» WHAT YOU SHOULD DO:
Across all entries below, how many lines include "JSON"? Answer with the number alone.

Items from an interface collection:
----

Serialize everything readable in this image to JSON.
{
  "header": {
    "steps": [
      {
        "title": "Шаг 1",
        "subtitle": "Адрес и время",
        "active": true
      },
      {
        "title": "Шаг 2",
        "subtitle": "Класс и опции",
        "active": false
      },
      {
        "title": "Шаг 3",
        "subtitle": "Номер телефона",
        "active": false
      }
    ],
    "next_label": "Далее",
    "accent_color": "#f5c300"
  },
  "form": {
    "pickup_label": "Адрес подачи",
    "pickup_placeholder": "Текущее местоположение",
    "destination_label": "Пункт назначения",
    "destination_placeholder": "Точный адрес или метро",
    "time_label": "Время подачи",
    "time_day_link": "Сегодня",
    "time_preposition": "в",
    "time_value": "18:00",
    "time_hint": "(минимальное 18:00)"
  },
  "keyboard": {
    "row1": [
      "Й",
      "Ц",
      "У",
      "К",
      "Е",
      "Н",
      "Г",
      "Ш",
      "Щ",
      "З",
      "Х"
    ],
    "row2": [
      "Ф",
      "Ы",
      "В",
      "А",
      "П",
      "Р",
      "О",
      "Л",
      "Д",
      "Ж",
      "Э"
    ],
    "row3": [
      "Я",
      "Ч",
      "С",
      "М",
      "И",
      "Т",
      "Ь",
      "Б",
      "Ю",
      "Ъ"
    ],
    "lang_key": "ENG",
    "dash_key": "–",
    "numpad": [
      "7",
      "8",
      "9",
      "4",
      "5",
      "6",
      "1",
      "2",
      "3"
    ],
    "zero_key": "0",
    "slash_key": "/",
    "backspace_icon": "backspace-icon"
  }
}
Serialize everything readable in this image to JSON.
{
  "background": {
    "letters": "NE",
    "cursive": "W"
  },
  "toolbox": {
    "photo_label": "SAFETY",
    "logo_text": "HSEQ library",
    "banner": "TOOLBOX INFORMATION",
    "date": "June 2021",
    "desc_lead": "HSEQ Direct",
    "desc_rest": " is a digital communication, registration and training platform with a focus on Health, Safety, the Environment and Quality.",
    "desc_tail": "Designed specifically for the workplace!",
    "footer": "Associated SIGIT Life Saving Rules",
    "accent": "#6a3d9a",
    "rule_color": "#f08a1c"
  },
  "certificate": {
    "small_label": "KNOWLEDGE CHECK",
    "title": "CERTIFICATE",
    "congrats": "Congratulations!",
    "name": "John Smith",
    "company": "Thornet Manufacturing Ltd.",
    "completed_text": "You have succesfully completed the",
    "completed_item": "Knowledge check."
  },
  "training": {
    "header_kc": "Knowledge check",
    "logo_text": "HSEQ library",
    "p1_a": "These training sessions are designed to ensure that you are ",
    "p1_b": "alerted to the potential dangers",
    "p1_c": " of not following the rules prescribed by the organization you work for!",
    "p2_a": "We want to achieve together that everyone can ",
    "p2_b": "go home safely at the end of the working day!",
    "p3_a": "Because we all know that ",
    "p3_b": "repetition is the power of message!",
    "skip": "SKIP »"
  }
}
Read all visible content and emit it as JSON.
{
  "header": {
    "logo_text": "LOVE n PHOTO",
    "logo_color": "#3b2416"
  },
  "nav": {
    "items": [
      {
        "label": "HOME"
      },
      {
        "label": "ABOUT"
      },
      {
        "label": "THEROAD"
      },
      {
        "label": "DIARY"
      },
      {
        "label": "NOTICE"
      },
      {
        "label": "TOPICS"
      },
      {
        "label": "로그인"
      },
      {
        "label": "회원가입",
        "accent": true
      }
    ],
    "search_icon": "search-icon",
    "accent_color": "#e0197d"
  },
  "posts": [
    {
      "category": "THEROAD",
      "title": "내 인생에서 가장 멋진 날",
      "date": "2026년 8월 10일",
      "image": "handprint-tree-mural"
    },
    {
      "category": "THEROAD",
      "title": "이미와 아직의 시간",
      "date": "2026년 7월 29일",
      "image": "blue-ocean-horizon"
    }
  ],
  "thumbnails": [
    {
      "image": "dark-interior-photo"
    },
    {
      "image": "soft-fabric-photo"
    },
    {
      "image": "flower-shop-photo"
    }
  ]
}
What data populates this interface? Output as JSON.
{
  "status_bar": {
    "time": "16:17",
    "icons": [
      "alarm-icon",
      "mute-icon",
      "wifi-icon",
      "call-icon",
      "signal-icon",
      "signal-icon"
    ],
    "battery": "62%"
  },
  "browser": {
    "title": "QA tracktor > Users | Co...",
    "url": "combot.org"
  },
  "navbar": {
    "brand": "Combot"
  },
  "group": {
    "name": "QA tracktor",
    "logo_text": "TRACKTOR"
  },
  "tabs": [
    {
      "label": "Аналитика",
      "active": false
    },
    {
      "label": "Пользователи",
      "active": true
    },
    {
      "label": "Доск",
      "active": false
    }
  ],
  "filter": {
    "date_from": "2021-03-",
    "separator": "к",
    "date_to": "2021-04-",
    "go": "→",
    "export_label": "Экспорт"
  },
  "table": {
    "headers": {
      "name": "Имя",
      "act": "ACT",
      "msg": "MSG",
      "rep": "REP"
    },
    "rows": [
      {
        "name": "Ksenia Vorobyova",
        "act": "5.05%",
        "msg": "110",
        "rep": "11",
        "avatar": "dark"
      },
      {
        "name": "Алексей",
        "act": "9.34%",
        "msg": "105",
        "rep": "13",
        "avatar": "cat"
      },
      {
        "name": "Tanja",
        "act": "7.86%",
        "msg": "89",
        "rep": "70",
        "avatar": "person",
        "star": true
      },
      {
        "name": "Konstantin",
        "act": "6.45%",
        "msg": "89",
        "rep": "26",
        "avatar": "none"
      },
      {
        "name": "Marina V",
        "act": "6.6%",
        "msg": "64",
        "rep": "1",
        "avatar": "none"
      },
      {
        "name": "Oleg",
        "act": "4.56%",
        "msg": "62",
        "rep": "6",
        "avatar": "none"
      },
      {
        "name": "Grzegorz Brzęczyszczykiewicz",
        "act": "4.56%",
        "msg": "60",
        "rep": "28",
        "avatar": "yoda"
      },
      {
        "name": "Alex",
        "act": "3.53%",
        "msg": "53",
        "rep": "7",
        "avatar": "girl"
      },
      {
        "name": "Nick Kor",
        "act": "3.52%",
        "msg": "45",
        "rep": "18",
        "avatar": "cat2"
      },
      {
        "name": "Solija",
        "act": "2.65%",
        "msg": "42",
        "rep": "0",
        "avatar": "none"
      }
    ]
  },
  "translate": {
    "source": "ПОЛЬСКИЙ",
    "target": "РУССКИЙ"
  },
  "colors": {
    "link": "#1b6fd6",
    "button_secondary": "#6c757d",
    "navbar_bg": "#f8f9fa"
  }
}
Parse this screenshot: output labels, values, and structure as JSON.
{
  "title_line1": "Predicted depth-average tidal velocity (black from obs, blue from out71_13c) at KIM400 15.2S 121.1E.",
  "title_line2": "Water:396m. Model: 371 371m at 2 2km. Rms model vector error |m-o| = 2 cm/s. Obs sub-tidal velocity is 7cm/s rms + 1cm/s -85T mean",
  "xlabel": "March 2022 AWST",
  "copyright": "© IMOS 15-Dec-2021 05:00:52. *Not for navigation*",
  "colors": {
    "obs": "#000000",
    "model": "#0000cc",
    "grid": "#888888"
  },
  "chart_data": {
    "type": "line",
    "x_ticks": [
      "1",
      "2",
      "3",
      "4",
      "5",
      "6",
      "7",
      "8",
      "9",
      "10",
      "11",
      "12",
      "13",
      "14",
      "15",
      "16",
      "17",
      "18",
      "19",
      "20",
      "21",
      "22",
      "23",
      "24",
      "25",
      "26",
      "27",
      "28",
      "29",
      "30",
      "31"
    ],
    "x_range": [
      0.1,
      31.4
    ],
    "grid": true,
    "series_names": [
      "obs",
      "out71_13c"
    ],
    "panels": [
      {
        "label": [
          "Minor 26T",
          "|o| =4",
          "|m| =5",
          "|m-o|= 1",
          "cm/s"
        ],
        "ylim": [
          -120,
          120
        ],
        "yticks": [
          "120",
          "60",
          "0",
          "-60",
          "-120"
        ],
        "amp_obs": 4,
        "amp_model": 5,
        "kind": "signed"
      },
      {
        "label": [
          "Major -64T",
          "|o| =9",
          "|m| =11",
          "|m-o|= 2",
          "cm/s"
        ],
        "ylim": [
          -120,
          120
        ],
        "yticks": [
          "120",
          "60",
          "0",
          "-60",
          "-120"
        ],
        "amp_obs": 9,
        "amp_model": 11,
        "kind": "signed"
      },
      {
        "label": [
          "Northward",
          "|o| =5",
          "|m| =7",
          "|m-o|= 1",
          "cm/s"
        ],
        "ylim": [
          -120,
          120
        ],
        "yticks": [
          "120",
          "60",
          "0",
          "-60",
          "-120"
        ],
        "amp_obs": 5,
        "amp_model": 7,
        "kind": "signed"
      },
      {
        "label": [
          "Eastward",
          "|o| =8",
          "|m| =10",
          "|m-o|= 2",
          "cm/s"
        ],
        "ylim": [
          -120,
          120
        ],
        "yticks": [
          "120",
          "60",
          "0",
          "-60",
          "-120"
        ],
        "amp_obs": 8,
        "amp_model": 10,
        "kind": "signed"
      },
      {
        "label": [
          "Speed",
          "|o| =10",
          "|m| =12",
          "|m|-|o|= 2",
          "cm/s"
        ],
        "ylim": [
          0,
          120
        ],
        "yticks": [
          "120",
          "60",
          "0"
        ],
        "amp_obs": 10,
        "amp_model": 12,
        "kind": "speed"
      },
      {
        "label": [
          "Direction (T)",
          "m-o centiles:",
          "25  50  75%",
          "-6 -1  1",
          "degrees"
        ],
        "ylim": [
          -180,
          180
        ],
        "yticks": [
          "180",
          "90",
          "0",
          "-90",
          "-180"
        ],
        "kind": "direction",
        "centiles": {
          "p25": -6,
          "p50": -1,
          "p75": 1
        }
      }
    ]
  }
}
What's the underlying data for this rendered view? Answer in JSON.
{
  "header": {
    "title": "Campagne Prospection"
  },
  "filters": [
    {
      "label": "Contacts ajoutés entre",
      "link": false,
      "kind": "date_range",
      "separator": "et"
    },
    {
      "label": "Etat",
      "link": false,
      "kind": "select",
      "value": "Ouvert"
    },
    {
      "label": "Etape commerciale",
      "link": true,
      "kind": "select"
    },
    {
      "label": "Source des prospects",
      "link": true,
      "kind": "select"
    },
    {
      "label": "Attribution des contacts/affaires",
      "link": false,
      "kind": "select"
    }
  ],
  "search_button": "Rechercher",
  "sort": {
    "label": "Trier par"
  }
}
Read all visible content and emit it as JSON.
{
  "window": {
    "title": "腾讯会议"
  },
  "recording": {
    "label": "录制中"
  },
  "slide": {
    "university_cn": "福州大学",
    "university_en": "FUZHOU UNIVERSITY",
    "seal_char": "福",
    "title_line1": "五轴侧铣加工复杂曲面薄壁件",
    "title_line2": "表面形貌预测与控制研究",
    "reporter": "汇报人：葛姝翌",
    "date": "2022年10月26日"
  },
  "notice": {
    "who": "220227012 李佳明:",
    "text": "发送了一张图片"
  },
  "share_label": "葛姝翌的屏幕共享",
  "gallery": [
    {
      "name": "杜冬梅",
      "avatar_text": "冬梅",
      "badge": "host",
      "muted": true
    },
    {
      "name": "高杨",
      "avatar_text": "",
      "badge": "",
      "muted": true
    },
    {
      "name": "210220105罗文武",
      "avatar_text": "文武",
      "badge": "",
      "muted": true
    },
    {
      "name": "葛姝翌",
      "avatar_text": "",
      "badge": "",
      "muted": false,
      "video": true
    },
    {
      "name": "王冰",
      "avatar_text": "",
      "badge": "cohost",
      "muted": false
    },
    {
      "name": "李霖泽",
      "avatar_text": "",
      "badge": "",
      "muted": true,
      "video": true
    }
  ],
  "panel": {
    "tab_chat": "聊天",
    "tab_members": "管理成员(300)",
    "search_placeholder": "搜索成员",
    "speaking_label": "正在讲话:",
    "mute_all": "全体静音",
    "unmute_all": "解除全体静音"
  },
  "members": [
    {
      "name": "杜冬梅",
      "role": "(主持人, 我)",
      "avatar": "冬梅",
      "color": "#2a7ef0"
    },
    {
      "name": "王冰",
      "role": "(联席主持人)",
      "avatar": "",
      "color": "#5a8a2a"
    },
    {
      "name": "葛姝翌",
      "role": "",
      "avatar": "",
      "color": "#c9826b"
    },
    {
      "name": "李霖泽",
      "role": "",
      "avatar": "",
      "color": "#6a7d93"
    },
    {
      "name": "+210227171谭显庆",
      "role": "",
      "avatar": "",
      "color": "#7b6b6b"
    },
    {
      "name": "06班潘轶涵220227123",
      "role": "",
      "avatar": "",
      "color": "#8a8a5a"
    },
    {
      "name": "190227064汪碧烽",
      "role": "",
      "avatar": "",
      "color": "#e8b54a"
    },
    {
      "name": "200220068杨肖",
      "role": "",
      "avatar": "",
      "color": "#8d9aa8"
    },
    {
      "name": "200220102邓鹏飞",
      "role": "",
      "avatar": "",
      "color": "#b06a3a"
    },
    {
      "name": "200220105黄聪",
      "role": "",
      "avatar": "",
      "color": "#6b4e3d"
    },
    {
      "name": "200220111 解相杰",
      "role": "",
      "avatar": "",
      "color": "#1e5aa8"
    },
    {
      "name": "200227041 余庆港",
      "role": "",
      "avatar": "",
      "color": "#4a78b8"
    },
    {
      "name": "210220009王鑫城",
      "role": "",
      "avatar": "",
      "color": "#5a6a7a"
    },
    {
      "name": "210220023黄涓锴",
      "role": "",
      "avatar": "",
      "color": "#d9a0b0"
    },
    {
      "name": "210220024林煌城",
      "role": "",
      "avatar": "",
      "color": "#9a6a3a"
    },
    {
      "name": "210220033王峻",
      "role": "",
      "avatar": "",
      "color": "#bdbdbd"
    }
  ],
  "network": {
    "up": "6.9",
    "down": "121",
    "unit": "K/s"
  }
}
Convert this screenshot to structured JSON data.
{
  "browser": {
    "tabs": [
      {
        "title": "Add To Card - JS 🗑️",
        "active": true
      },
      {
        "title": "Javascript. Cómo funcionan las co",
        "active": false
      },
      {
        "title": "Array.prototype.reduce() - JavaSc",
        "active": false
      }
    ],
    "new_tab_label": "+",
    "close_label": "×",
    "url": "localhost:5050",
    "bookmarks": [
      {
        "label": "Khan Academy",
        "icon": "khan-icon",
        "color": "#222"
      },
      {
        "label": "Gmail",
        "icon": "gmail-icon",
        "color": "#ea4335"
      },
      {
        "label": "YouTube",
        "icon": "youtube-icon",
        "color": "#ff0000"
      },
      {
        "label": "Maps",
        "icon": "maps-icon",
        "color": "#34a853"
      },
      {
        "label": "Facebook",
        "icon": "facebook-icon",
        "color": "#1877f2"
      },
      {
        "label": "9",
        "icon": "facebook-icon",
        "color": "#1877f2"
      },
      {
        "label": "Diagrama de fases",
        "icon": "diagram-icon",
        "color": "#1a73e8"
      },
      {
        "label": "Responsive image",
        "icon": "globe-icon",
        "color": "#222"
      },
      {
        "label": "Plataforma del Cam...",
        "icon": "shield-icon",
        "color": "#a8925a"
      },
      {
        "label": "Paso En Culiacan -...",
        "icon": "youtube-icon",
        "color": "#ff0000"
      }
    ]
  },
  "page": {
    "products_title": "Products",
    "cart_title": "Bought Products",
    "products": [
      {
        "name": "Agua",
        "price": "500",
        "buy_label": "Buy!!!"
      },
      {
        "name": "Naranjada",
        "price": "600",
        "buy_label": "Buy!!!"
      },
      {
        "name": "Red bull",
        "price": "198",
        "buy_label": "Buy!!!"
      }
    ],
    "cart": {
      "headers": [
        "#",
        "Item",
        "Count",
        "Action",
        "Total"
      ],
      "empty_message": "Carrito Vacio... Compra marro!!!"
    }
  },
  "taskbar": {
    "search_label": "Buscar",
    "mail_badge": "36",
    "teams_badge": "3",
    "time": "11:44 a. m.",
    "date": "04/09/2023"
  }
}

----

» SOLUTION:
8